While having no complaints about the individual students, I was just left with a lingering feeling that there weren’t quite enough of them: Red and Black and Do You Hear the People Sing are such immense works in the stage show that they felt a bit thin here. And was I the only one who felt the barricade was a tiny bit small? I was expecting something grander and more powerful, like the far more impressive example that turned up in the finale. As it stands, the students’ barricade, for all its emotional impact, looked like the kind of thing that might have been created for a well-meaning but budget-strapped BBC adaptation, and I felt that a whole company of riflemen and four cannon was a bit of an overreaction on the part of the French police.

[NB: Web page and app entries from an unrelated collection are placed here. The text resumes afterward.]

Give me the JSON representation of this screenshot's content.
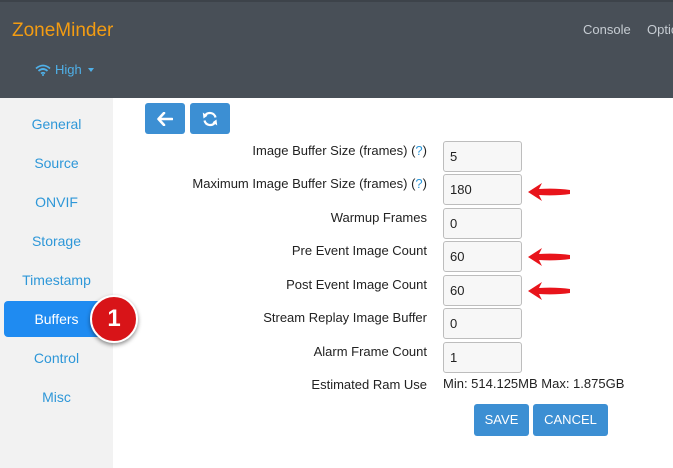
{
  "header": {
    "brand": "ZoneMinder",
    "links": [
      "Console",
      "Optio"
    ],
    "bandwidth_label": "High"
  },
  "sidebar": {
    "items": [
      {
        "label": "General"
      },
      {
        "label": "Source"
      },
      {
        "label": "ONVIF"
      },
      {
        "label": "Storage"
      },
      {
        "label": "Timestamp"
      },
      {
        "label": "Buffers",
        "active": true
      },
      {
        "label": "Control"
      },
      {
        "label": "Misc"
      }
    ]
  },
  "annotation": {
    "badge": "1",
    "arrow_color": "#e8141b"
  },
  "form": {
    "help_glyph": "?",
    "fields": [
      {
        "label": "Image Buffer Size (frames)",
        "value": "5"
      },
      {
        "label": "Maximum Image Buffer Size (frames)",
        "value": "180"
      },
      {
        "label": "Warmup Frames",
        "value": "0"
      },
      {
        "label": "Pre Event Image Count",
        "value": "60"
      },
      {
        "label": "Post Event Image Count",
        "value": "60"
      },
      {
        "label": "Stream Replay Image Buffer",
        "value": "0"
      },
      {
        "label": "Alarm Frame Count",
        "value": "1"
      }
    ],
    "ram_label": "Estimated Ram Use",
    "ram_value": "Min: 514.125MB Max: 1.875GB"
  },
  "buttons": {
    "save": "SAVE",
    "cancel": "CANCEL"
  },
  "colors": {
    "brand": "#f39c12",
    "accent": "#3c8fd3",
    "active_tab": "#1f8bf1",
    "link": "#2e97d8"
  }
}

When I see adaptations of things I really love, I am very rarely thoroughly impressed and you must understand that, despite what I’ve said above, this is definitely worth seeing. As all the official reviews have lavished praise on the film, I didn’t feel that I needed to rave about it in order to encourage you to go and see it, and I feel more able to point out the things that I thought didn’t work quite as well, in the spirit of promoting discussion. But that shouldn’t hide the fact that I thoroughly enjoyed it and felt that Hooper had done an excellent job of making a musical into a serious film. To my surprise, however, I was never actually moved to tears, although this may have been a reaction to the woman next to me, who began sobbing during I Dreamed A Dream and didn’t shut up for the rest of the film. As the finale built up to a crescendo, with flags billowing in the sunlight and a rousing chorus of Do You Hear The People Sing, I was as caught up in the moment as anyone else in the cinema.
In a way, it’s good that the film isn’t the last word, because then there would be no point in going to the show again. For those who are happy to listen to the music without needing to watch the story, I thoroughly recommend the Complete Symphonic Recording, which is on the expensive side, but includes every piece of music from the musical and features a mixture of the three original international casts, along with superb sound quality.